[Items from a data source]
***
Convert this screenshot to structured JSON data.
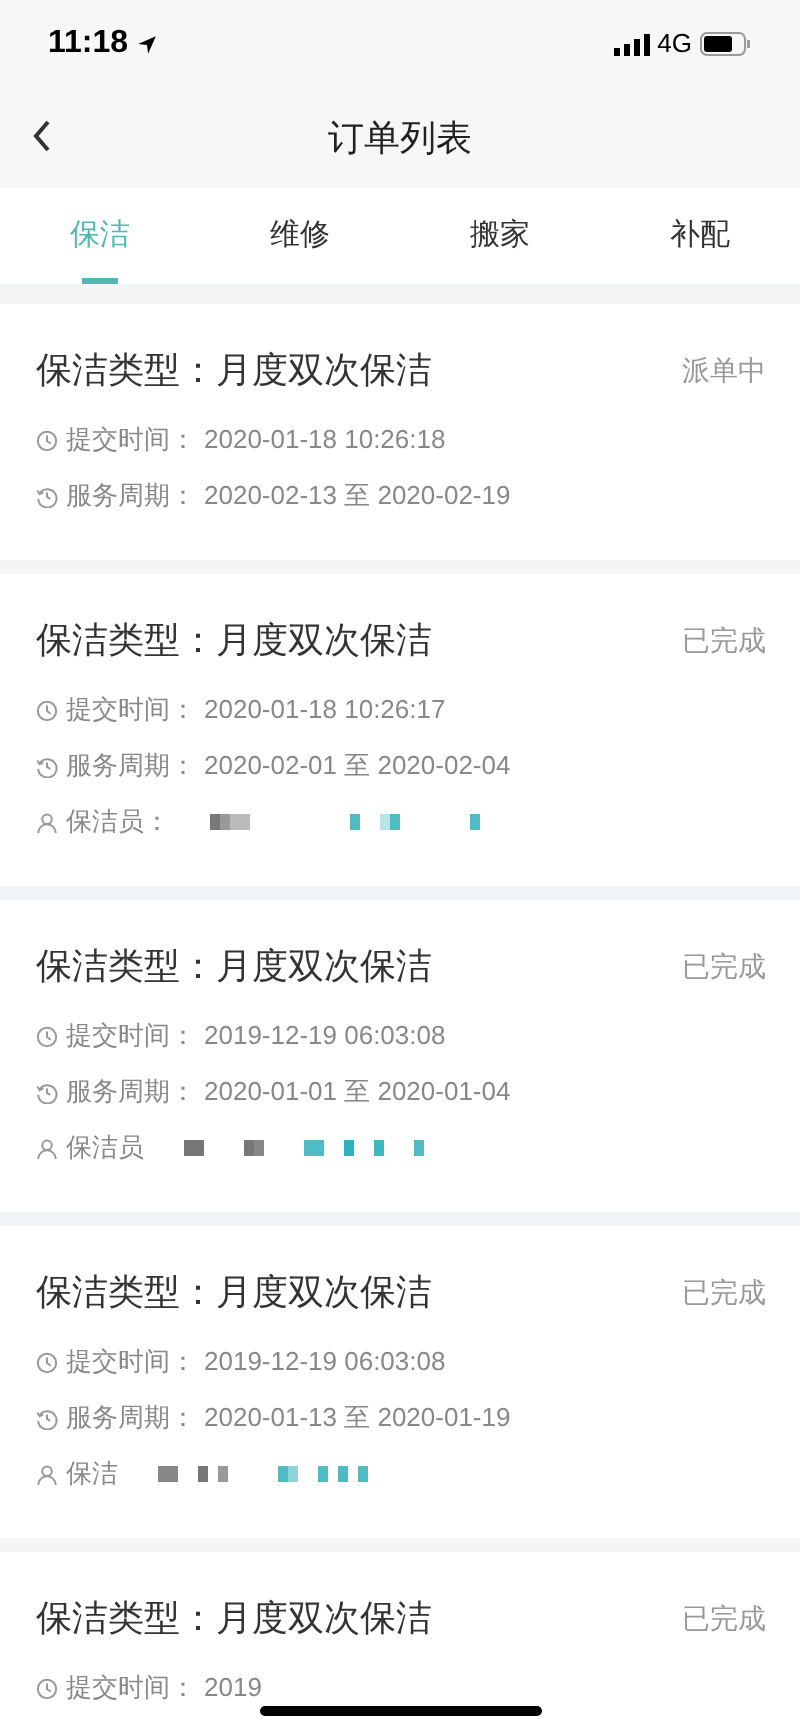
{
  "status_bar": {
    "time": "11:18",
    "network": "4G"
  },
  "nav": {
    "title": "订单列表"
  },
  "tabs": [
    {
      "label": "保洁",
      "selected": true
    },
    {
      "label": "维修",
      "selected": false
    },
    {
      "label": "搬家",
      "selected": false
    },
    {
      "label": "补配",
      "selected": false
    }
  ],
  "orders": [
    {
      "type_label": "保洁类型：",
      "type": "月度双次保洁",
      "status": "派单中",
      "submit_label": "提交时间：",
      "submit_time": "2020-01-18 10:26:18",
      "period_label": "服务周期：",
      "period": "2020-02-13 至 2020-02-19"
    },
    {
      "type_label": "保洁类型：",
      "type": "月度双次保洁",
      "status": "已完成",
      "submit_label": "提交时间：",
      "submit_time": "2020-01-18 10:26:17",
      "period_label": "服务周期：",
      "period": "2020-02-01 至 2020-02-04",
      "cleaner_label": "保洁员："
    },
    {
      "type_label": "保洁类型：",
      "type": "月度双次保洁",
      "status": "已完成",
      "submit_label": "提交时间：",
      "submit_time": "2019-12-19 06:03:08",
      "period_label": "服务周期：",
      "period": "2020-01-01 至 2020-01-04",
      "cleaner_label": "保洁员"
    },
    {
      "type_label": "保洁类型：",
      "type": "月度双次保洁",
      "status": "已完成",
      "submit_label": "提交时间：",
      "submit_time": "2019-12-19 06:03:08",
      "period_label": "服务周期：",
      "period": "2020-01-13 至 2020-01-19",
      "cleaner_label": "保洁"
    },
    {
      "type_label": "保洁类型：",
      "type": "月度双次保洁",
      "status": "已完成",
      "submit_label": "提交时间：",
      "submit_time": "2019"
    }
  ]
}
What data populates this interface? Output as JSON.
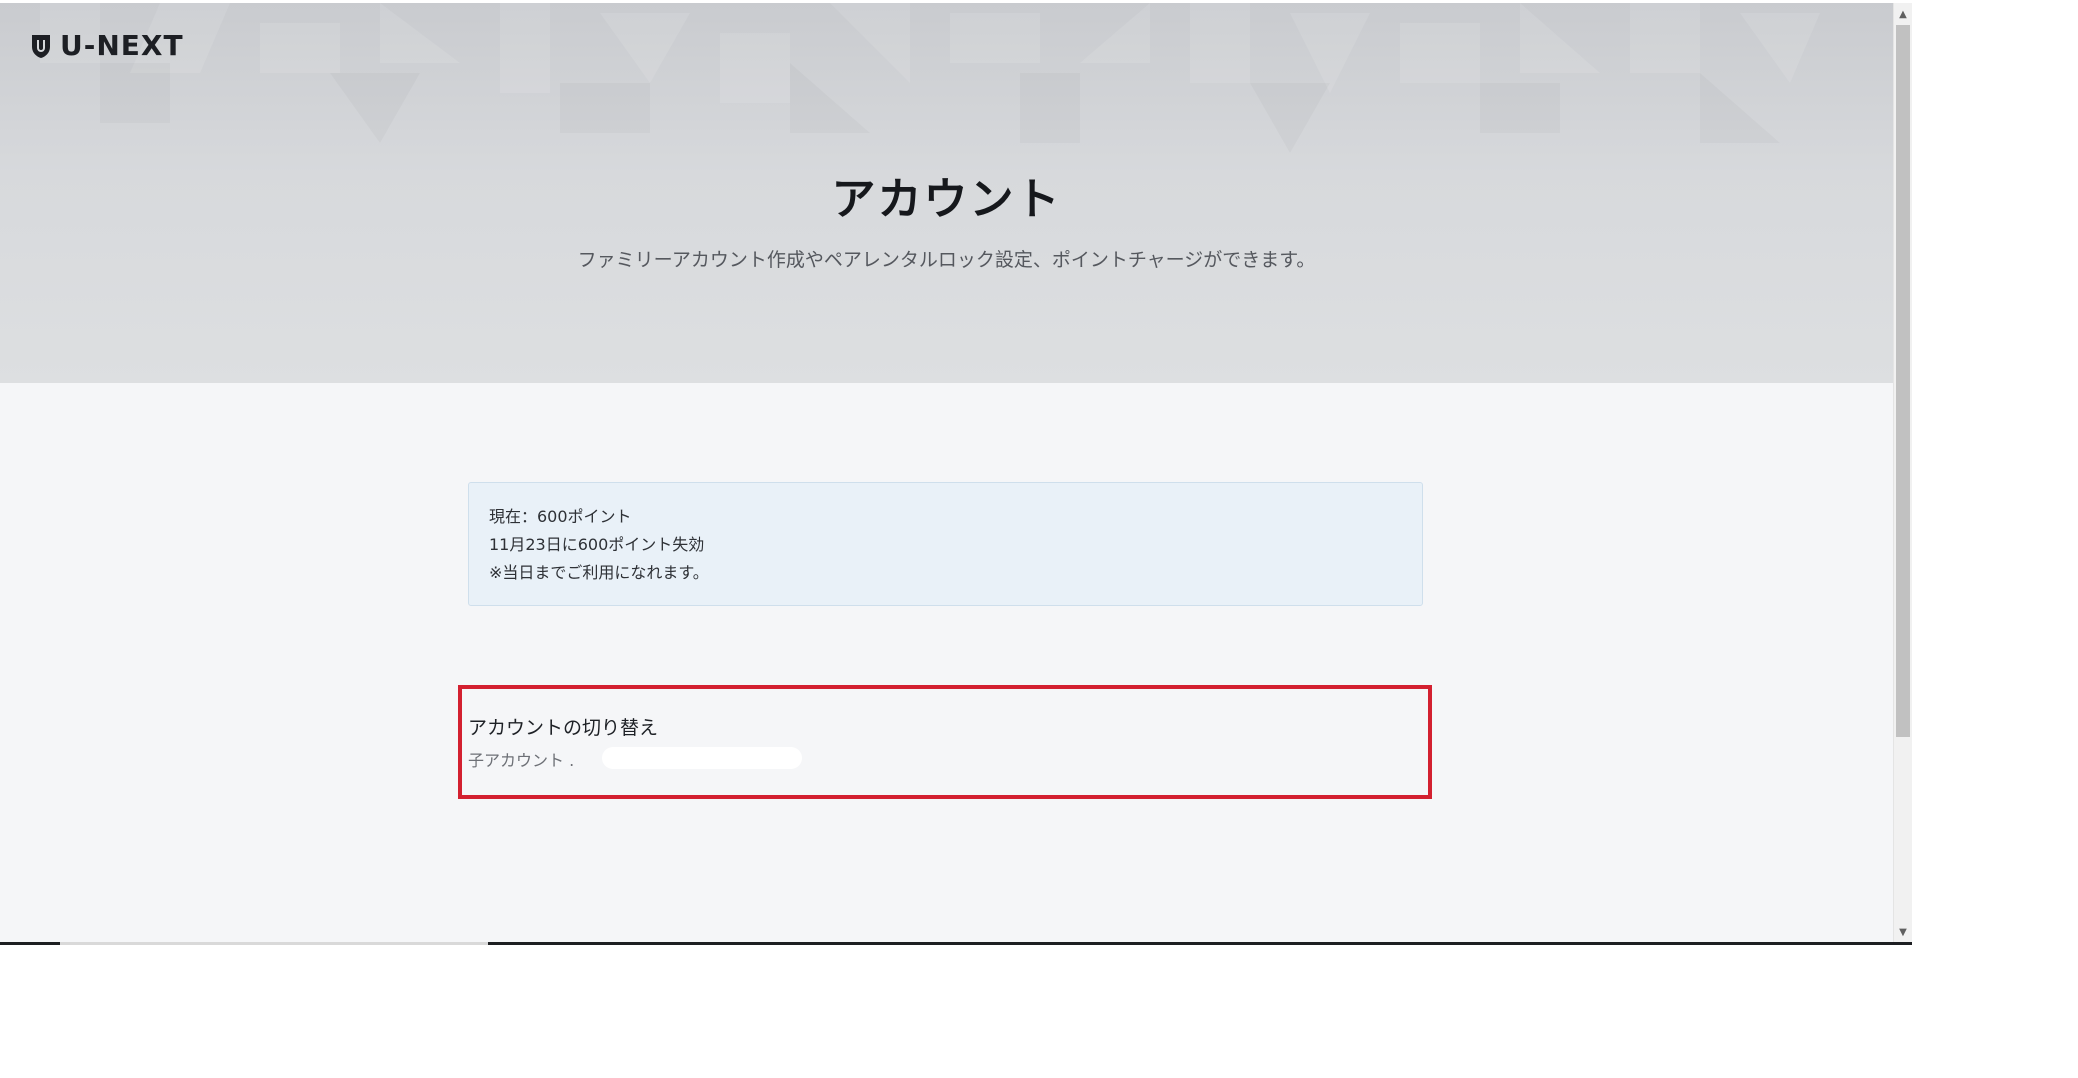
{
  "brand": {
    "logo_text": "U-NEXT",
    "logo_icon": "shield-icon"
  },
  "header": {
    "title": "アカウント",
    "subtitle": "ファミリーアカウント作成やペアレンタルロック設定、ポイントチャージができます。"
  },
  "points": {
    "current": "現在：600ポイント",
    "expiry": "11月23日に600ポイント失効",
    "note": "※当日までご利用になれます。"
  },
  "account_switch": {
    "title": "アカウントの切り替え",
    "sub_label": "子アカウント ."
  },
  "colors": {
    "highlight_border": "#d32030",
    "info_box_bg": "#e9f1f8",
    "page_bg": "#f5f6f8"
  }
}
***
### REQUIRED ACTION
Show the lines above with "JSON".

### SOLUTION
Convert this screenshot to structured JSON data.
What data populates this interface? Output as JSON.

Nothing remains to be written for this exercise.